Well, it is if you’re here in Baltimore, like I am for the weekend. The remnants of Dennis blew into town shortly after I did and combined with Chesapeake Bay’s already unpredictable weather. Note to Baltimoreans: I hereby promise not to go to Marley Station to shop anymore. It rains hard every time I do.
But I’m not talking about the rain when I say the sky is falling. What I’m talking about is the “Woe unto us! The poor, bedeviled professional novelists!” Last week, I read no fewer than three blog posts about how making a living at writing novels is hard, and how there will never be another Ed McBain because there’s no opportunity.
I also looked at the authors’ Amazon ranks. On the day in question, all three had lower ranks than I had at the time. I am a small press author who has to fight to get on store shelves and depends quite a bit on out-of-trunk sales and online shopping. Theoretically, my rank should be somewhere around Boston Teran’s last novel (which effectively killed his career for the forseeable future.)
They blame the publishers. They blame the chainstores. They blame their agents. Nowhere do I hear authors blame themselves. They ask, “Why can’t I be Ed McBain or Lawrence Block or Stephen King and write prolificly?”

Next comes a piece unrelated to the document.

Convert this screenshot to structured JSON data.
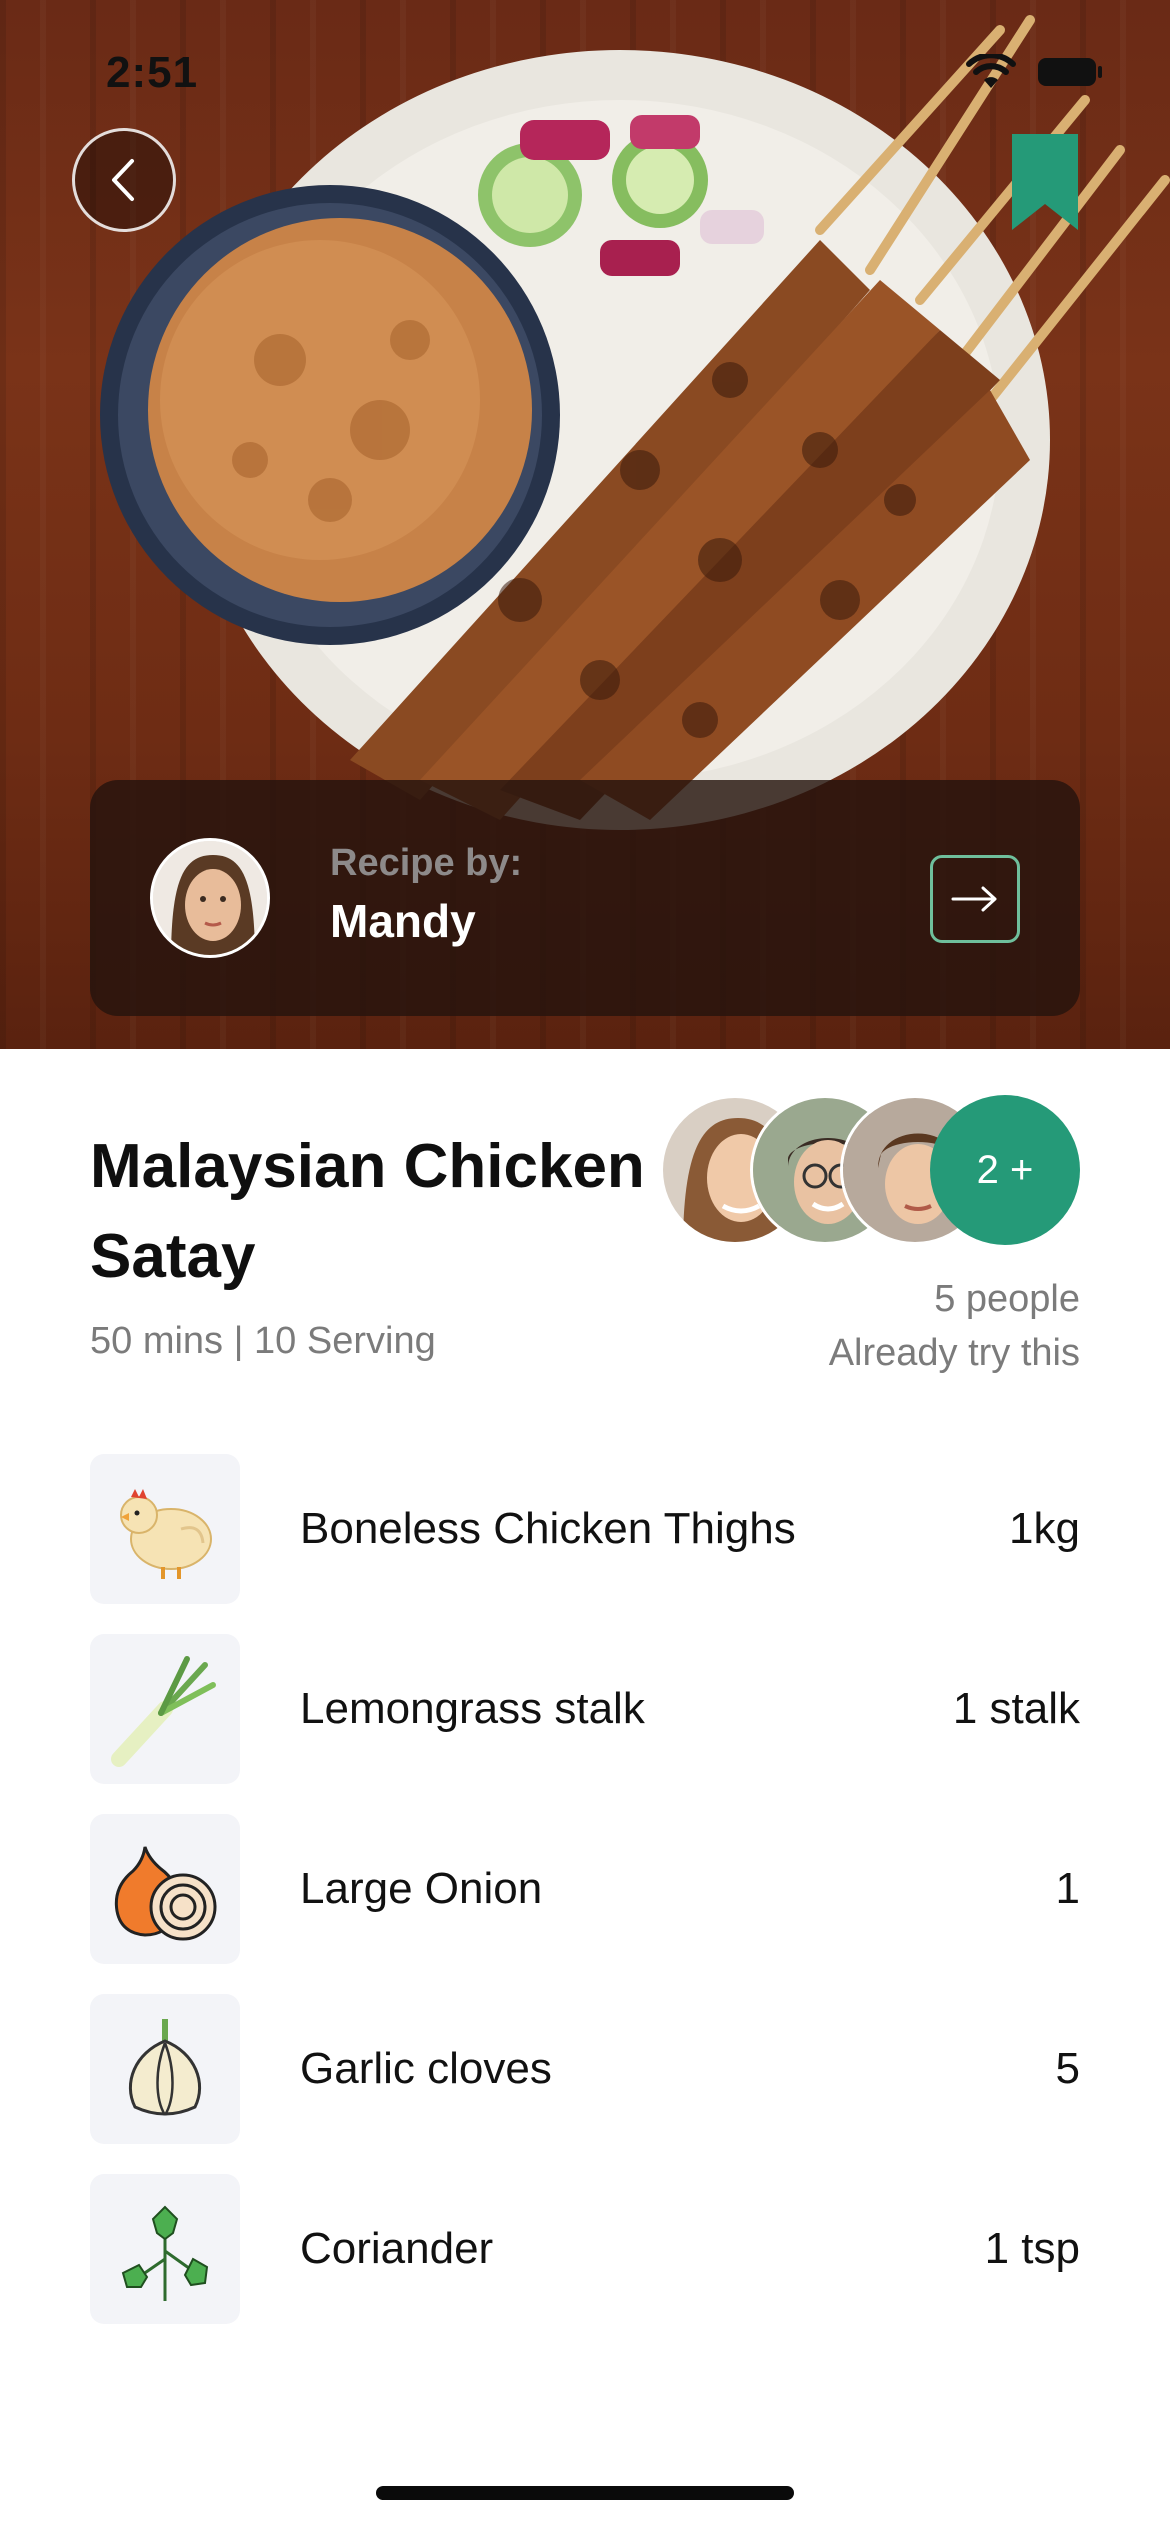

First off, McBain, God rest his soul, was a freak of nature. This is a man who, at the start of his career (as Evan Hunter) forced himself to slow down to 8000 words a day. (For those of you who want to know, that translates into 32 typed, double-spaced pages.) Stephen King, no slouch himself when it comes to production, banged out about eight pages a day before he kissed the grill of a minivan and slowed down. There will never be another Ed McBain again not because the opportunity isn’t there. Create the next 87th Precinct and you might not be able to produce them fast enough. It’s because only Nora Roberts comes close to his level of production.